the airlines in the United States continue to increase in number, especially
among those flying on the “low cost” carriers. These increases fuel expansion for
the airline industry, which will have to increase the number of aircraft that
they fly to meet the increasing demand for air travel.
Southwest Airlines, reported on Friday that its total October traffic increased 8.3% compared to the same month a year ago. Southwest’s passenger traffic rose to
more than 6.85 billion revenue passenger miles compared to 6.33 billion revenue
passenger miles a year ago. A revenue passenger mile (RPM) is a unit of paying passenger traffic that airlines use to measure cost efficiency. An RPM is equal to one paying passenger (compared to passengers who aren’t paying for their seats such as airline employees) who is flown for one mile.
Southwest’s total October seating capacity rose 5% to 8.39 billion available seat miles from a year ago. Load factor, or the percentage of available seats filled with
passengers, in October rose to 81.7% from 79.2% last year.
AirTran Airways set new monthly records for several airline
industry metrics for revenue passenger miles, available seat miles, load
factor and enplanements during the month of October. AirTran’s
passenger traffic grew by 4.3 percent to 1.56 billion revenue passenger miles, up from 1.5 billion in October 2009.
AirTran’s load factor of 82.4 percent increased by 3 percentage
points from October 2009. AirTran boarded more than 2 million
passengers last month, a 3.9 percent increase from the same month one year ago.
Frontier Airlines said that its passenger traffic in October
rose 4 percent from a year ago and it flew much fuller planes. Frontier, a unit
of Republic Airways Holdings Inc., said paying passengers flew 1.02 billion
miles last month, up from 982 million miles in October 2009.
Frontier’s number of available seats rose 2 percent as its average
seat occupancy rose to 83 percent from 81 percent a year ago, the eighth
straight monthly record for the airline.
Allegiant Airlines also reported preliminary passenger traffic results for October 2010 increased by 20.7%.
Alaska Airlines said that its traffic
increased 15.9 percent, driving the occupancy on its planes higher.
Alaska Airlines reported flying 1.69 billion revenue passenger
miles for October, up from almost 1.46 billion revenue passenger miles a year

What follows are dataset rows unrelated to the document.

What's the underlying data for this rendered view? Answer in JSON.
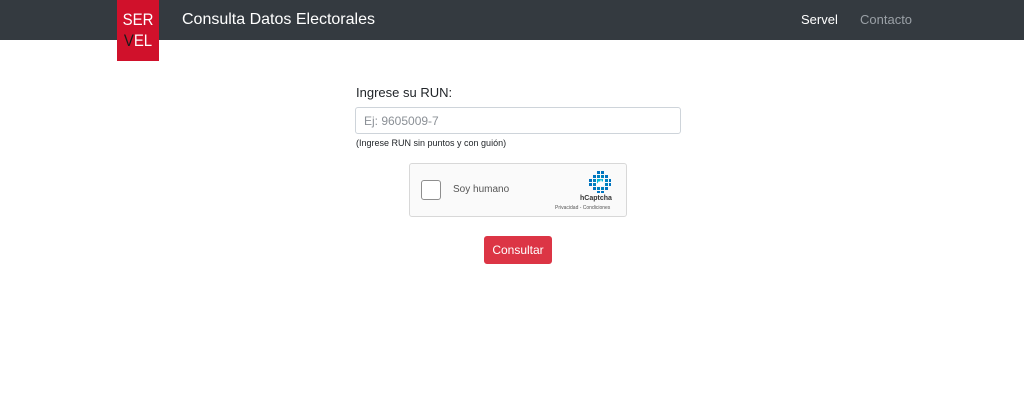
{
  "header": {
    "logo_line1": "SER",
    "logo_line2_v": "V",
    "logo_line2_rest": "EL",
    "brand": "Consulta Datos Electorales",
    "nav": {
      "servel": "Servel",
      "contacto": "Contacto"
    },
    "colors": {
      "bar": "#343a40",
      "logo": "#d0112b"
    }
  },
  "form": {
    "run_label": "Ingrese su RUN:",
    "run_placeholder": "Ej: 9605009-7",
    "run_value": "",
    "run_help": "(Ingrese RUN sin puntos y con guión)",
    "submit_label": "Consultar",
    "submit_color": "#dc3545"
  },
  "captcha": {
    "label": "Soy humano",
    "brand": "hCaptcha",
    "links": "Privacidad - Condiciones",
    "logo_icon": "hcaptcha-logo-icon"
  }
}
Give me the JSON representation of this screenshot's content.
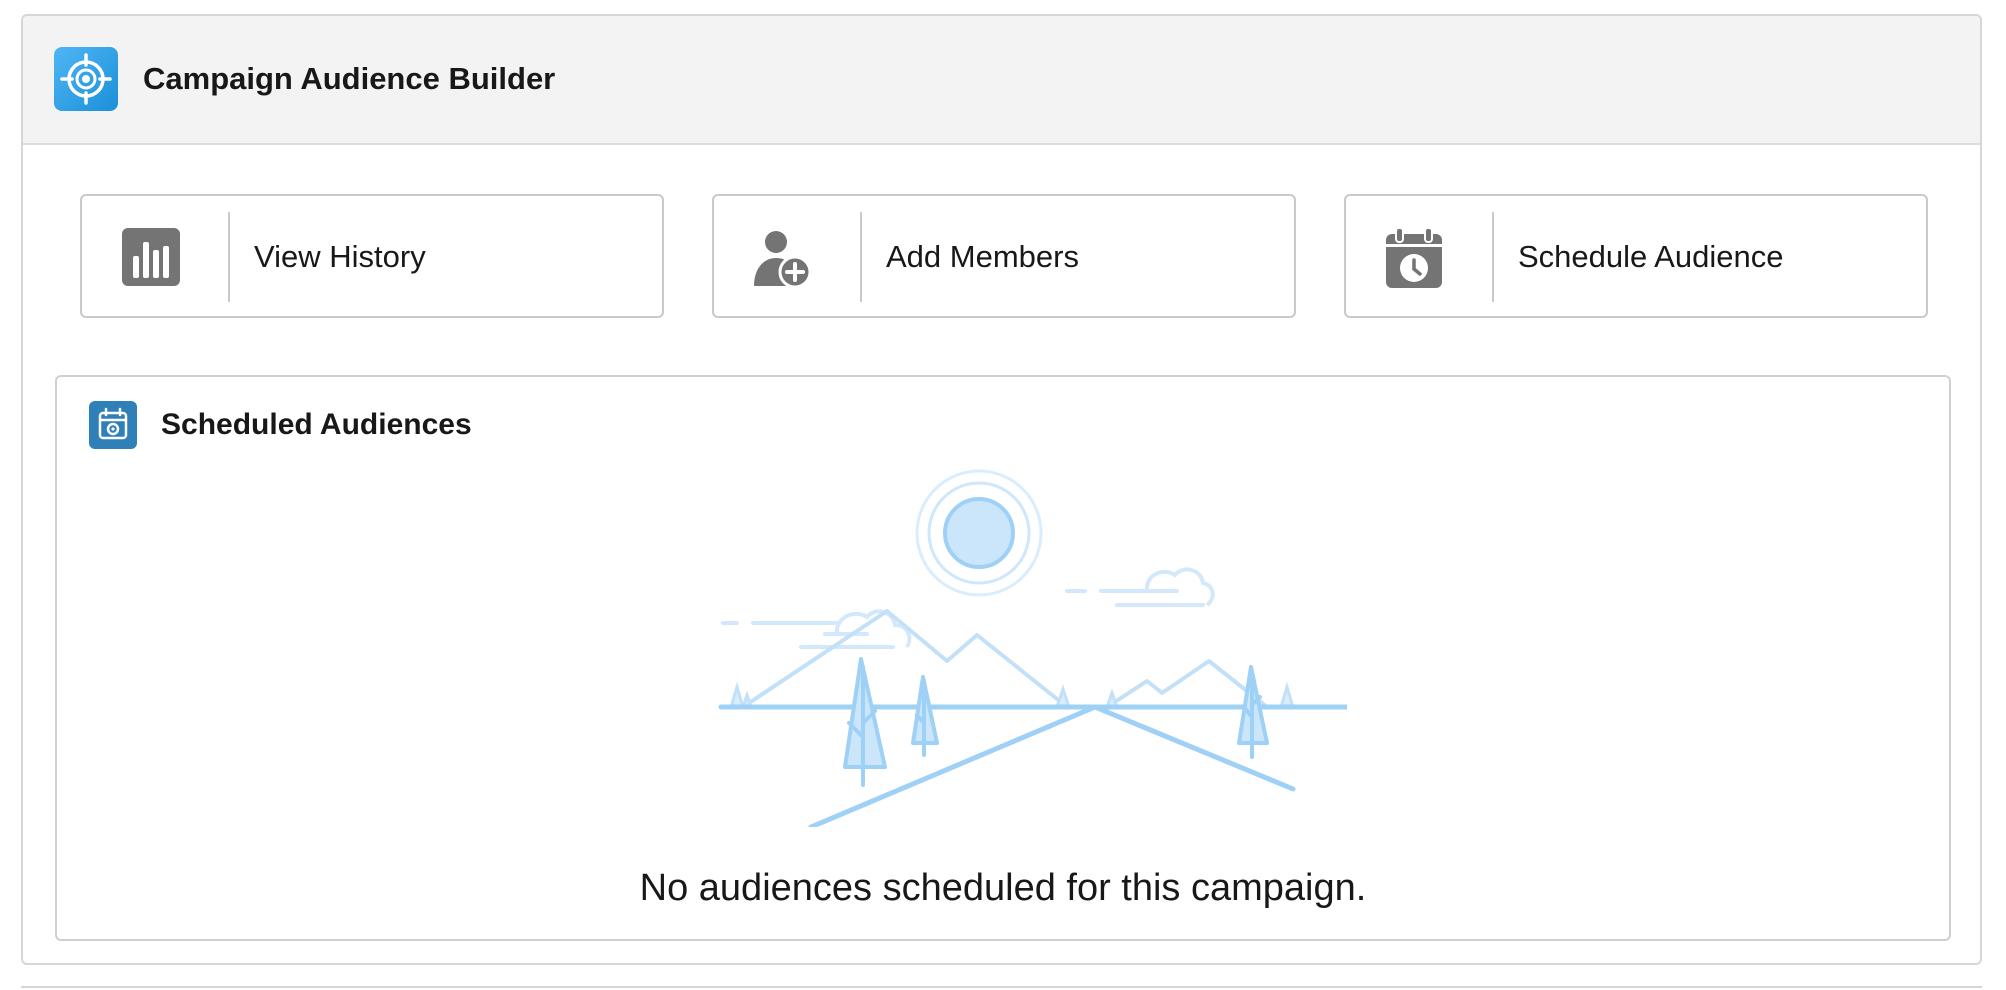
{
  "app": {
    "title": "Campaign Audience Builder",
    "icon": "target-icon",
    "accent_color": "#1b8fd8"
  },
  "actions": [
    {
      "label": "View History",
      "icon": "bar-chart-icon"
    },
    {
      "label": "Add Members",
      "icon": "add-user-icon"
    },
    {
      "label": "Schedule Audience",
      "icon": "calendar-clock-icon"
    }
  ],
  "scheduled": {
    "title": "Scheduled Audiences",
    "icon": "calendar-icon",
    "empty_message": "No audiences scheduled for this campaign.",
    "illustration": "empty-state-mountains-illustration"
  },
  "colors": {
    "header_bg": "#f3f3f3",
    "border": "#d6d6d6",
    "icon_gray": "#747474",
    "illustration_blue": "#9fd0f5"
  }
}
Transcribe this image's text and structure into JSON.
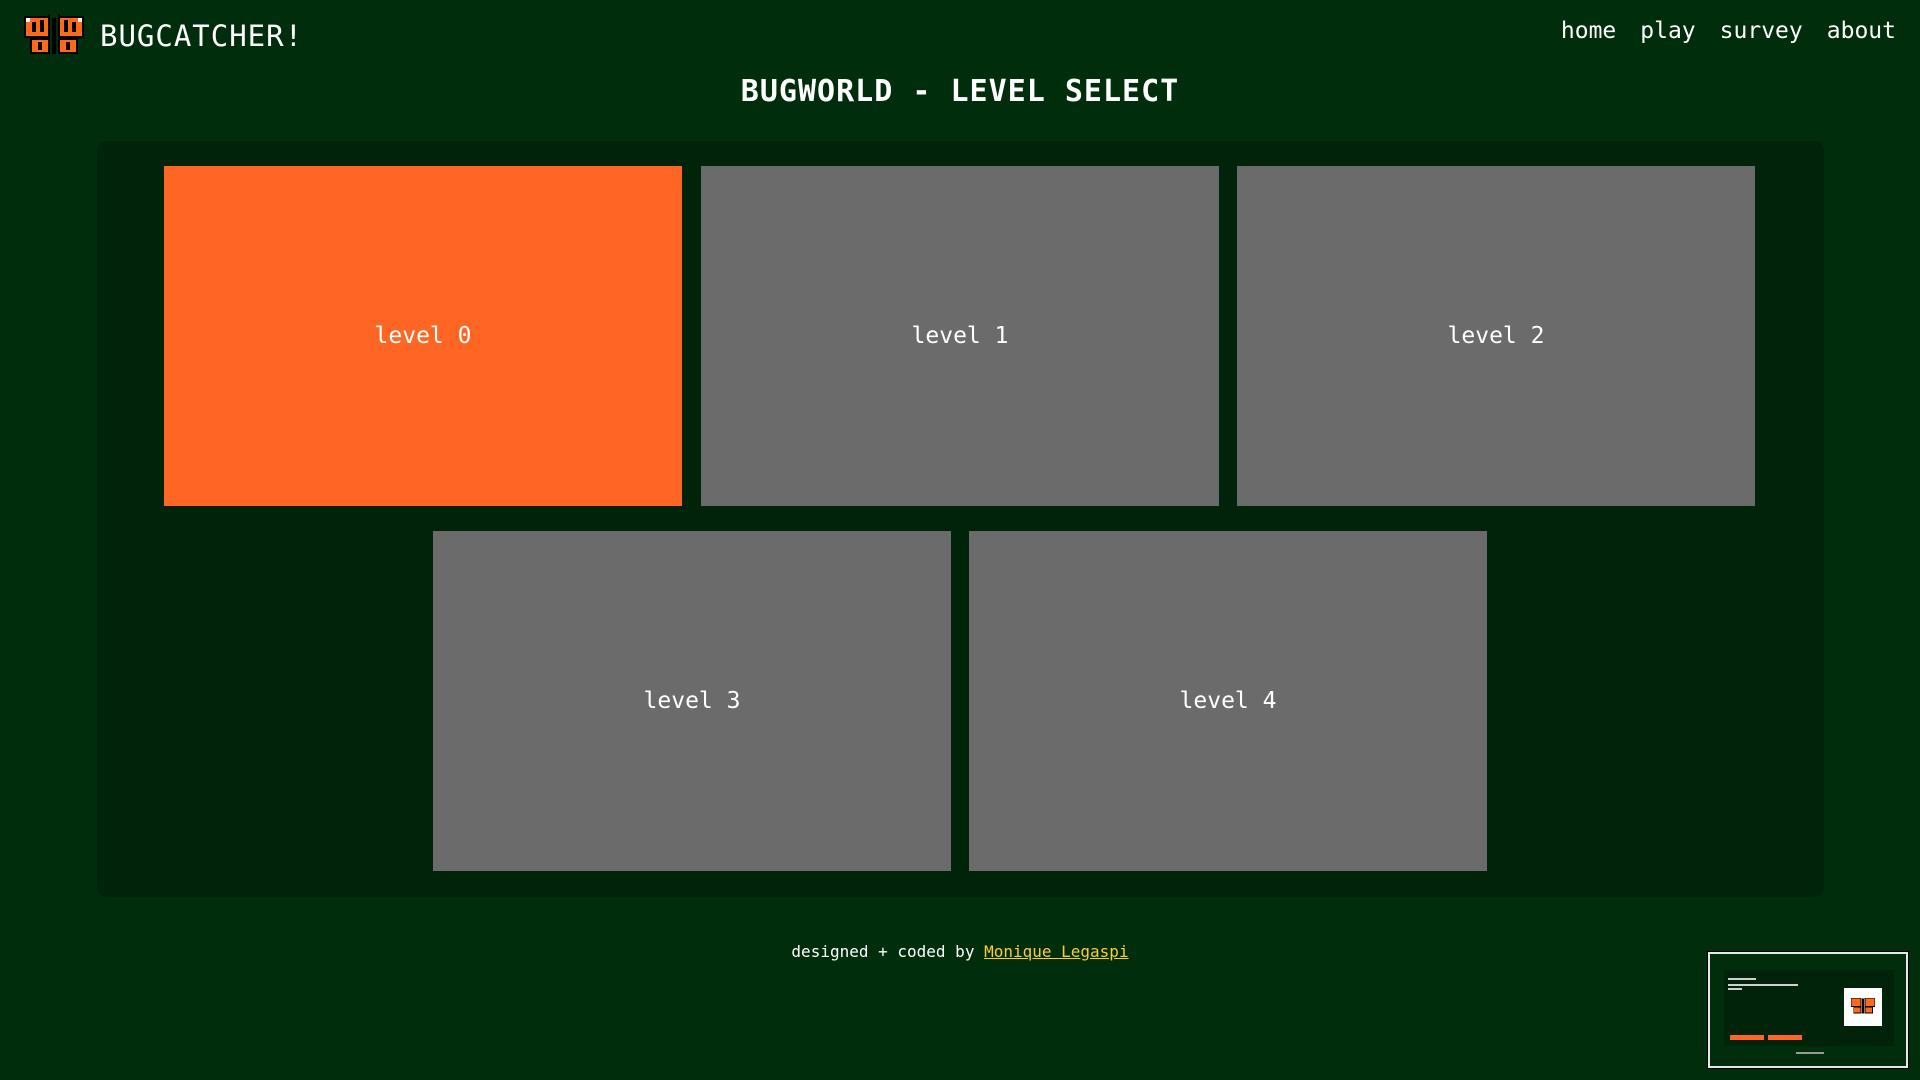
{
  "navbar": {
    "brand_title": "BUGCATCHER!",
    "links": [
      "home",
      "play",
      "survey",
      "about"
    ]
  },
  "page_title": "BUGWORLD - LEVEL SELECT",
  "levels": [
    {
      "label": "level 0",
      "state": "selected"
    },
    {
      "label": "level 1",
      "state": "default"
    },
    {
      "label": "level 2",
      "state": "default"
    },
    {
      "label": "level 3",
      "state": "default"
    },
    {
      "label": "level 4",
      "state": "default"
    }
  ],
  "footer": {
    "prefix": "designed + coded by ",
    "author_link": "Monique Legaspi"
  },
  "colors": {
    "background": "#002d0b",
    "panel": "#00230a",
    "accent_orange": "#ff6623",
    "card_gray": "#6b6b6b",
    "link_yellow": "#ffcb2e"
  },
  "icons": {
    "logo": "butterfly-icon"
  }
}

Passenger traffic for US Airlines are forecast to continue to increase at this rate for
the next two decades, spurring growth in the airline industry and increasing
the demand for qualified airline pilots into the foreseeable future.